[Source material]
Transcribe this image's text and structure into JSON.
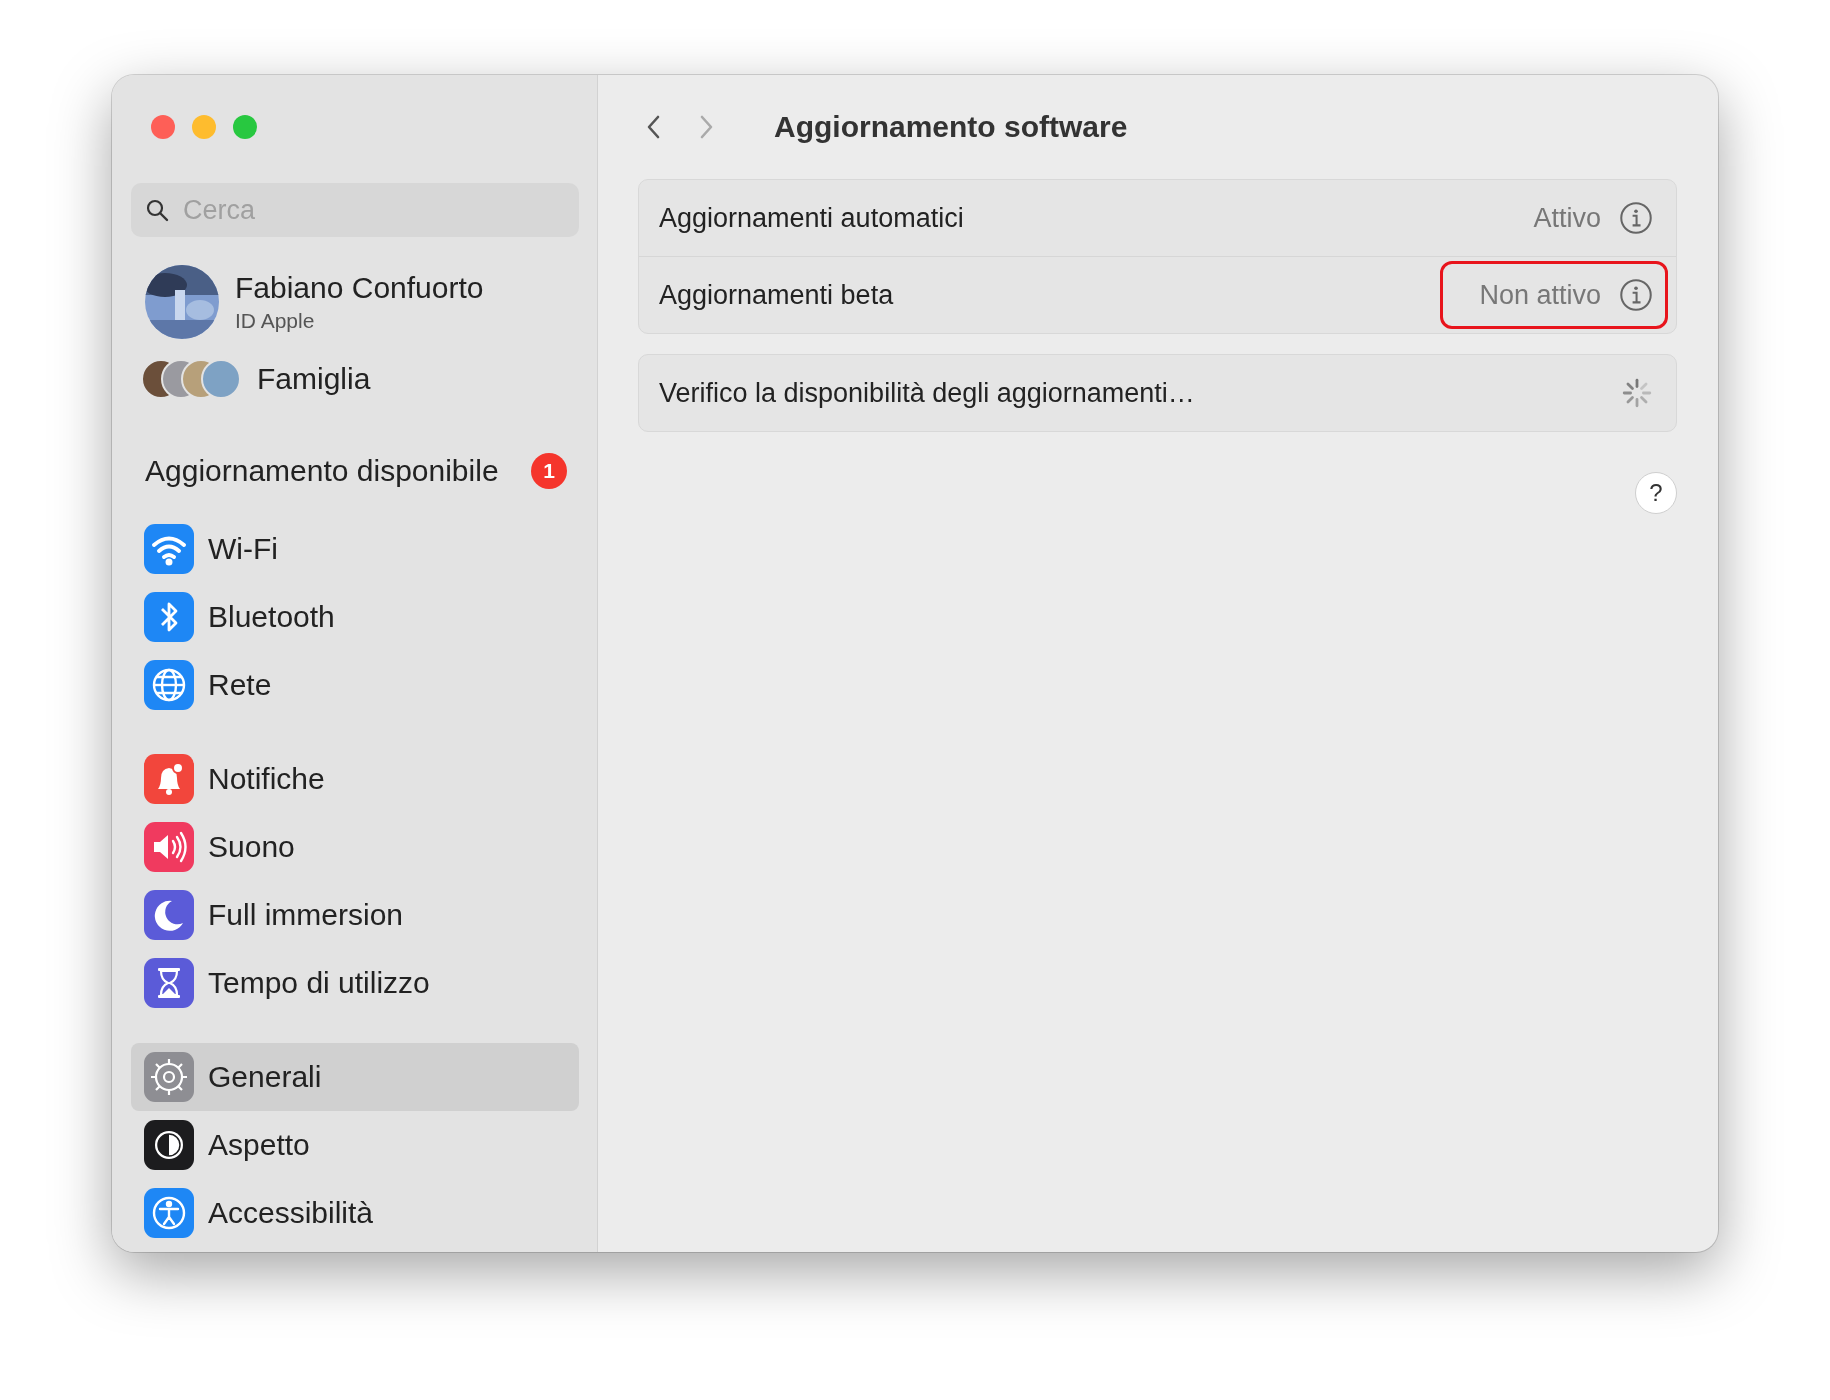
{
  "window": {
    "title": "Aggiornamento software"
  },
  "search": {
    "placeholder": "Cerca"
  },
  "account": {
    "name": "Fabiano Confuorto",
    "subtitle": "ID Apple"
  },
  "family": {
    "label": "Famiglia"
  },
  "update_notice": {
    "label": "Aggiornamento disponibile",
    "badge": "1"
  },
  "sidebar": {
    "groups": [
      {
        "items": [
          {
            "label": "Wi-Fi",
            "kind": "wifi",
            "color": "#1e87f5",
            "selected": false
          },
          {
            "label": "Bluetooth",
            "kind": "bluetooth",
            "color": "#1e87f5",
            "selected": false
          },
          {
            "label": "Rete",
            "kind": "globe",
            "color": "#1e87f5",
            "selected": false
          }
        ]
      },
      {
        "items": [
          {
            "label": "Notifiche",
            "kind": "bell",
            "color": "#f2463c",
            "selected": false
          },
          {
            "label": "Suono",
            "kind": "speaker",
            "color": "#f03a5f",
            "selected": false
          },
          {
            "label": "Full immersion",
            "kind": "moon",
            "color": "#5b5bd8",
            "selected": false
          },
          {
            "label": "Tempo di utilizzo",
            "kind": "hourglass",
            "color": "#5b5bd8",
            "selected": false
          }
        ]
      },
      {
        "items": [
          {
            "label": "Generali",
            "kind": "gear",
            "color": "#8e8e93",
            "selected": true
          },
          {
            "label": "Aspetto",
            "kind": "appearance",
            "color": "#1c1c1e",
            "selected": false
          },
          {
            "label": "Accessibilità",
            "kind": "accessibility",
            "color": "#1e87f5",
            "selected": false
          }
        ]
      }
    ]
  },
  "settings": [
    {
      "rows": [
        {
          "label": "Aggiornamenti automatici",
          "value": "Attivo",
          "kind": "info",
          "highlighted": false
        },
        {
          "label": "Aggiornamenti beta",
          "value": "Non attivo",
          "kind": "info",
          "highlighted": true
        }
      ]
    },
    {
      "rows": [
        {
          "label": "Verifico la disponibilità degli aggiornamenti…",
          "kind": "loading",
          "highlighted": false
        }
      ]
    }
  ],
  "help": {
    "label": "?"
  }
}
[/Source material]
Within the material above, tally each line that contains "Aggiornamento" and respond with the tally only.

Answer for the task. 2